(Data records for software interfaces)
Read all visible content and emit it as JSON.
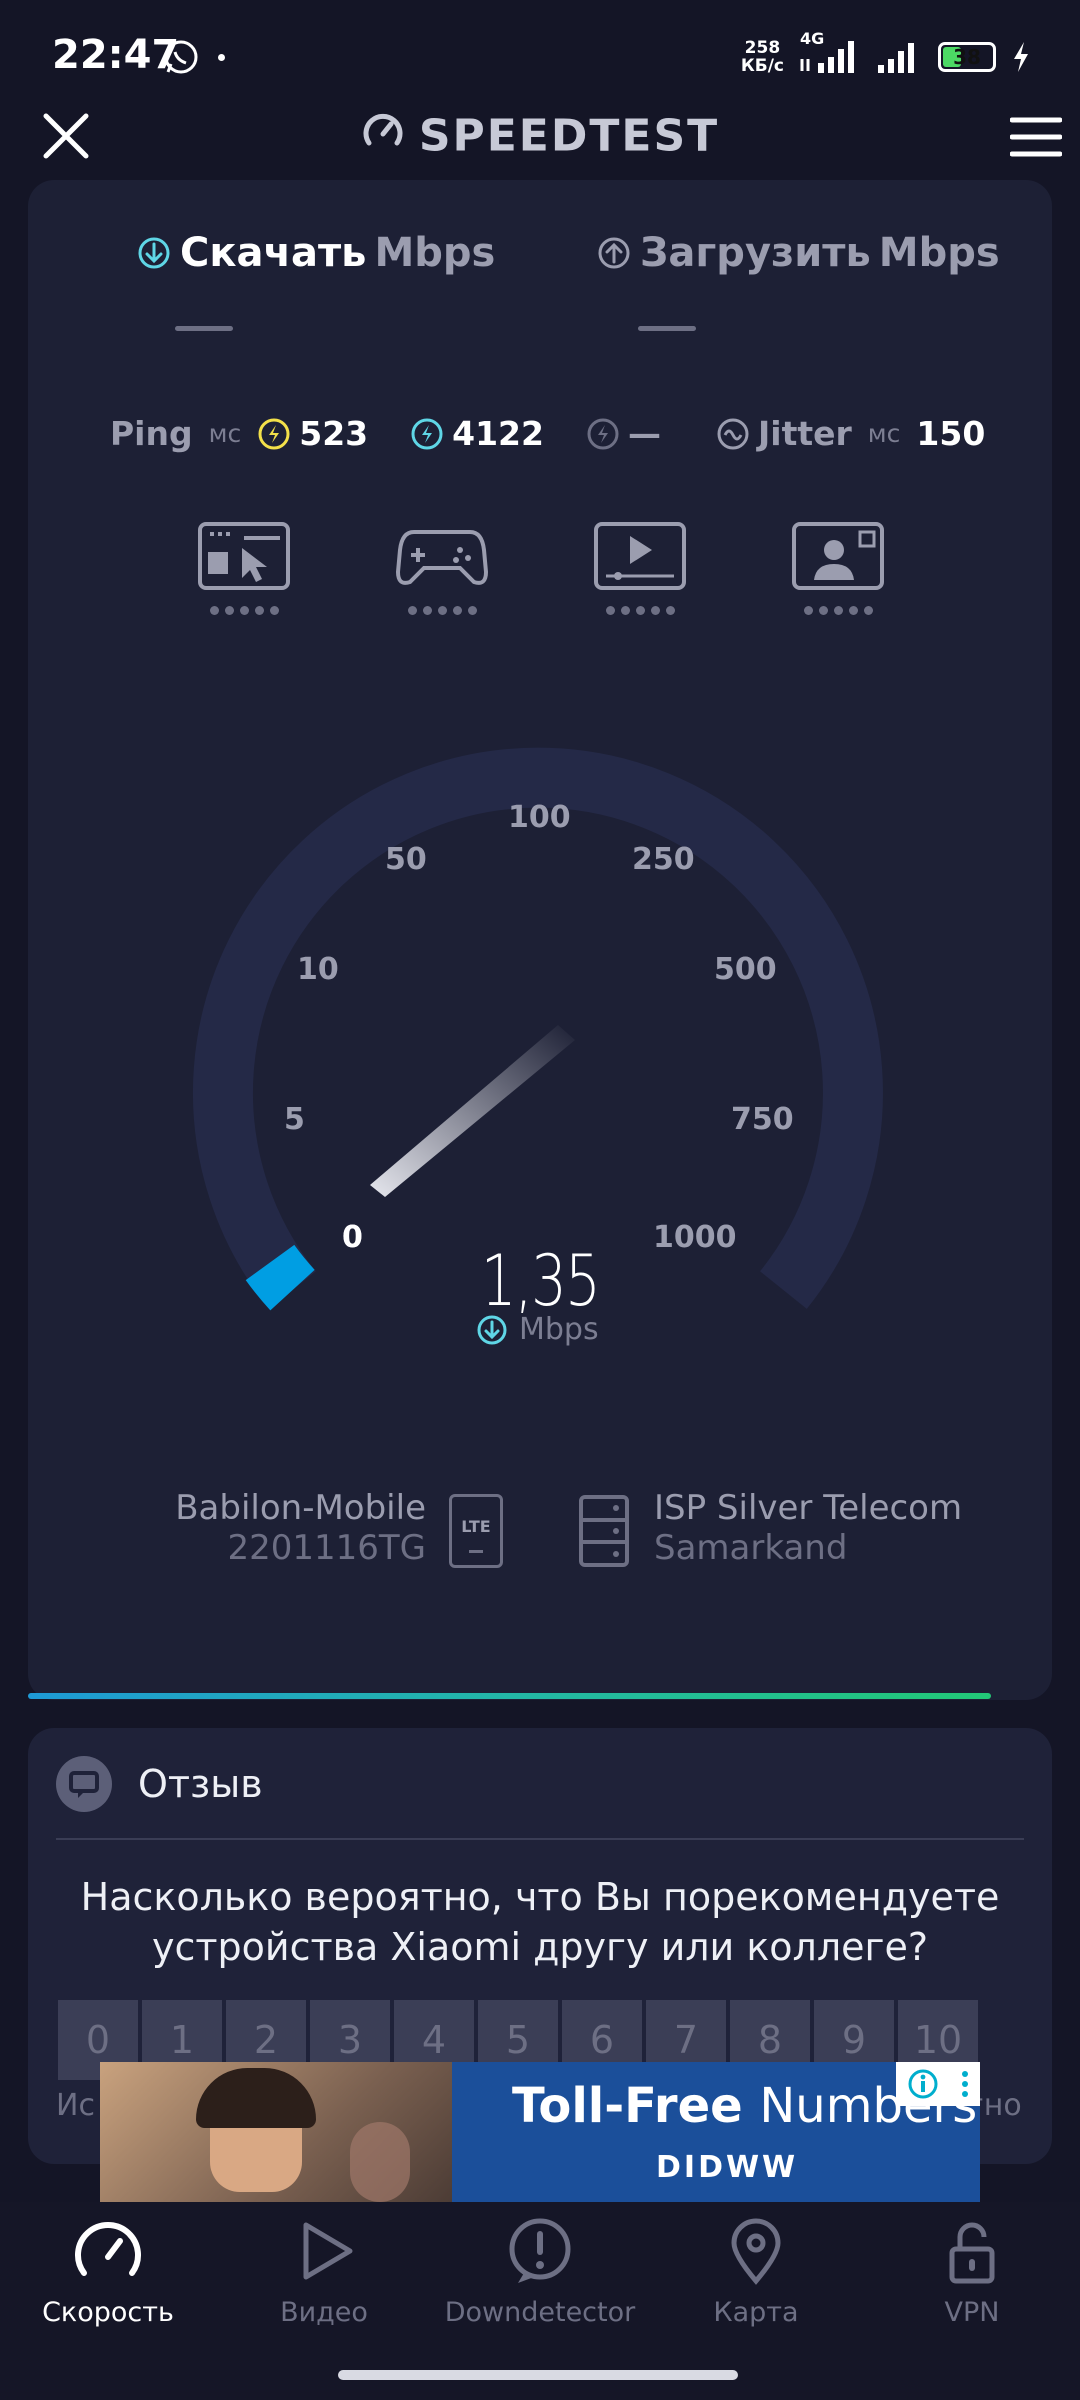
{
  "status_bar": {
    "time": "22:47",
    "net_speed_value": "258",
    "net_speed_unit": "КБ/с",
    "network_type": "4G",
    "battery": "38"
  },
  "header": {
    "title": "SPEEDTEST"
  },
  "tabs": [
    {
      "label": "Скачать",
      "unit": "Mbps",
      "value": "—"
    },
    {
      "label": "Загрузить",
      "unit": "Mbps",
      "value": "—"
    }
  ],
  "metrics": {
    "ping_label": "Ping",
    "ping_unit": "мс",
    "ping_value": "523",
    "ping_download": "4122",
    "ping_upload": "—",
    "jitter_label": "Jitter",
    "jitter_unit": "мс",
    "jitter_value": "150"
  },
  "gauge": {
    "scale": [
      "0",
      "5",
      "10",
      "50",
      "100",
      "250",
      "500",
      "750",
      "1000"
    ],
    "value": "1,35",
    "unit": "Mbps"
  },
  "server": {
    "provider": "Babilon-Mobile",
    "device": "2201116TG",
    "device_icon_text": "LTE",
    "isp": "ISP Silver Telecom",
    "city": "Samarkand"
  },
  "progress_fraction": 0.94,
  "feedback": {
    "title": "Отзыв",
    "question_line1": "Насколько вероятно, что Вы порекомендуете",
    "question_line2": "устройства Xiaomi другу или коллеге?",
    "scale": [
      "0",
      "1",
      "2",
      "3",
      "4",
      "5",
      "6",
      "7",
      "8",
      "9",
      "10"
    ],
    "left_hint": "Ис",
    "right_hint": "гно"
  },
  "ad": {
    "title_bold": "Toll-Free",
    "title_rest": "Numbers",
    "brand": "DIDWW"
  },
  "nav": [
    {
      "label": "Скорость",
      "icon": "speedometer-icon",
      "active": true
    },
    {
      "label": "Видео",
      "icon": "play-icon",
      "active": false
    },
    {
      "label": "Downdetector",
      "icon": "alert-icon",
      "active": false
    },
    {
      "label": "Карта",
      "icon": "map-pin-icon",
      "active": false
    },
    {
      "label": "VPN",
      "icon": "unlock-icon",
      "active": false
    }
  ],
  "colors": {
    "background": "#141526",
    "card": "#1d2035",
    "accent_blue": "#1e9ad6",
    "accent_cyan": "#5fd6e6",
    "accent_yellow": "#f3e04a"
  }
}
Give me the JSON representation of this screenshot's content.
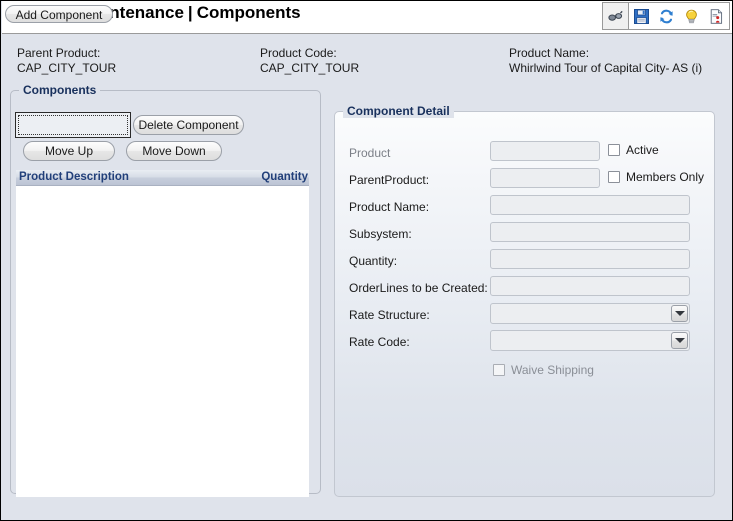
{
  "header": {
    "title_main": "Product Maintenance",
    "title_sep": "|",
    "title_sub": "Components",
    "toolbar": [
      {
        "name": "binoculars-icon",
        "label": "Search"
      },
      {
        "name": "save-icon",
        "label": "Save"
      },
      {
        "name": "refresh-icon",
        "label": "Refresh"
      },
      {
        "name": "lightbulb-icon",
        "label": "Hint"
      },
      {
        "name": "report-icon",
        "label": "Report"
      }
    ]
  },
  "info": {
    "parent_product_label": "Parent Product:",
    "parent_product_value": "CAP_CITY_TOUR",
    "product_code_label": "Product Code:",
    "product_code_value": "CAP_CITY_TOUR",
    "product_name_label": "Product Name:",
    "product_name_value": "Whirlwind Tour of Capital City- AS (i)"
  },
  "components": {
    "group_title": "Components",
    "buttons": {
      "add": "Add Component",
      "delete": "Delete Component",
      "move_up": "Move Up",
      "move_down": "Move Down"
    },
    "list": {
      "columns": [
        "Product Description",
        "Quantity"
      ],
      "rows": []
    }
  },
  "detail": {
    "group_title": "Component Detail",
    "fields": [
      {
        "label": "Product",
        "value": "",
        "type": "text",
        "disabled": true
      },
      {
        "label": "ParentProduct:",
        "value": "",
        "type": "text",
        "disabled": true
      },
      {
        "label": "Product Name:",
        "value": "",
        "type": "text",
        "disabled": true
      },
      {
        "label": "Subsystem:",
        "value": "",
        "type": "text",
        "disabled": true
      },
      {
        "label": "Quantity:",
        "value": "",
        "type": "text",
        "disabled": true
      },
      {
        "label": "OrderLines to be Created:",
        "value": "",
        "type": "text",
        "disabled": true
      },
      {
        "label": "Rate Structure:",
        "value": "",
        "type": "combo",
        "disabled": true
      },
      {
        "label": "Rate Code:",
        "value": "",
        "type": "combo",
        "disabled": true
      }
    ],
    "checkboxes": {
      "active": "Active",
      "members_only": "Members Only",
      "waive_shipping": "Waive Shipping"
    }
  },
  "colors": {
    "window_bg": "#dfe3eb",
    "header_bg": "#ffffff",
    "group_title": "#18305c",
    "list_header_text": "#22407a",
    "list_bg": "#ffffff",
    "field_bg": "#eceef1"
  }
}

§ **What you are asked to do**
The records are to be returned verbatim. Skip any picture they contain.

§ **Task output**
Read all visible content and emit it as JSON.
{
  "status_bar": {
    "time": "22:47",
    "net_speed_value": "258",
    "net_speed_unit": "КБ/с",
    "network_type": "4G",
    "battery": "38"
  },
  "header": {
    "title": "SPEEDTEST"
  },
  "tabs": [
    {
      "label": "Скачать",
      "unit": "Mbps",
      "value": "—"
    },
    {
      "label": "Загрузить",
      "unit": "Mbps",
      "value": "—"
    }
  ],
  "metrics": {
    "ping_label": "Ping",
    "ping_unit": "мс",
    "ping_value": "523",
    "ping_download": "4122",
    "ping_upload": "—",
    "jitter_label": "Jitter",
    "jitter_unit": "мс",
    "jitter_value": "150"
  },
  "gauge": {
    "scale": [
      "0",
      "5",
      "10",
      "50",
      "100",
      "250",
      "500",
      "750",
      "1000"
    ],
    "value": "1,35",
    "unit": "Mbps"
  },
  "server": {
    "provider": "Babilon-Mobile",
    "device": "2201116TG",
    "device_icon_text": "LTE",
    "isp": "ISP Silver Telecom",
    "city": "Samarkand"
  },
  "progress_fraction": 0.94,
  "feedback": {
    "title": "Отзыв",
    "question_line1": "Насколько вероятно, что Вы порекомендуете",
    "question_line2": "устройства Xiaomi другу или коллеге?",
    "scale": [
      "0",
      "1",
      "2",
      "3",
      "4",
      "5",
      "6",
      "7",
      "8",
      "9",
      "10"
    ],
    "left_hint": "Ис",
    "right_hint": "гно"
  },
  "ad": {
    "title_bold": "Toll-Free",
    "title_rest": "Numbers",
    "brand": "DIDWW"
  },
  "nav": [
    {
      "label": "Скорость",
      "icon": "speedometer-icon",
      "active": true
    },
    {
      "label": "Видео",
      "icon": "play-icon",
      "active": false
    },
    {
      "label": "Downdetector",
      "icon": "alert-icon",
      "active": false
    },
    {
      "label": "Карта",
      "icon": "map-pin-icon",
      "active": false
    },
    {
      "label": "VPN",
      "icon": "unlock-icon",
      "active": false
    }
  ],
  "colors": {
    "background": "#141526",
    "card": "#1d2035",
    "accent_blue": "#1e9ad6",
    "accent_cyan": "#5fd6e6",
    "accent_yellow": "#f3e04a"
  }
}
Give me the JSON representation of this screenshot's content.
{
  "header": {
    "title_main": "Product Maintenance",
    "title_sep": "|",
    "title_sub": "Components",
    "toolbar": [
      {
        "name": "binoculars-icon",
        "label": "Search"
      },
      {
        "name": "save-icon",
        "label": "Save"
      },
      {
        "name": "refresh-icon",
        "label": "Refresh"
      },
      {
        "name": "lightbulb-icon",
        "label": "Hint"
      },
      {
        "name": "report-icon",
        "label": "Report"
      }
    ]
  },
  "info": {
    "parent_product_label": "Parent Product:",
    "parent_product_value": "CAP_CITY_TOUR",
    "product_code_label": "Product Code:",
    "product_code_value": "CAP_CITY_TOUR",
    "product_name_label": "Product Name:",
    "product_name_value": "Whirlwind Tour of Capital City- AS (i)"
  },
  "components": {
    "group_title": "Components",
    "buttons": {
      "add": "Add Component",
      "delete": "Delete Component",
      "move_up": "Move Up",
      "move_down": "Move Down"
    },
    "list": {
      "columns": [
        "Product Description",
        "Quantity"
      ],
      "rows": []
    }
  },
  "detail": {
    "group_title": "Component Detail",
    "fields": [
      {
        "label": "Product",
        "value": "",
        "type": "text",
        "disabled": true
      },
      {
        "label": "ParentProduct:",
        "value": "",
        "type": "text",
        "disabled": true
      },
      {
        "label": "Product Name:",
        "value": "",
        "type": "text",
        "disabled": true
      },
      {
        "label": "Subsystem:",
        "value": "",
        "type": "text",
        "disabled": true
      },
      {
        "label": "Quantity:",
        "value": "",
        "type": "text",
        "disabled": true
      },
      {
        "label": "OrderLines to be Created:",
        "value": "",
        "type": "text",
        "disabled": true
      },
      {
        "label": "Rate Structure:",
        "value": "",
        "type": "combo",
        "disabled": true
      },
      {
        "label": "Rate Code:",
        "value": "",
        "type": "combo",
        "disabled": true
      }
    ],
    "checkboxes": {
      "active": "Active",
      "members_only": "Members Only",
      "waive_shipping": "Waive Shipping"
    }
  },
  "colors": {
    "window_bg": "#dfe3eb",
    "header_bg": "#ffffff",
    "group_title": "#18305c",
    "list_header_text": "#22407a",
    "list_bg": "#ffffff",
    "field_bg": "#eceef1"
  }
}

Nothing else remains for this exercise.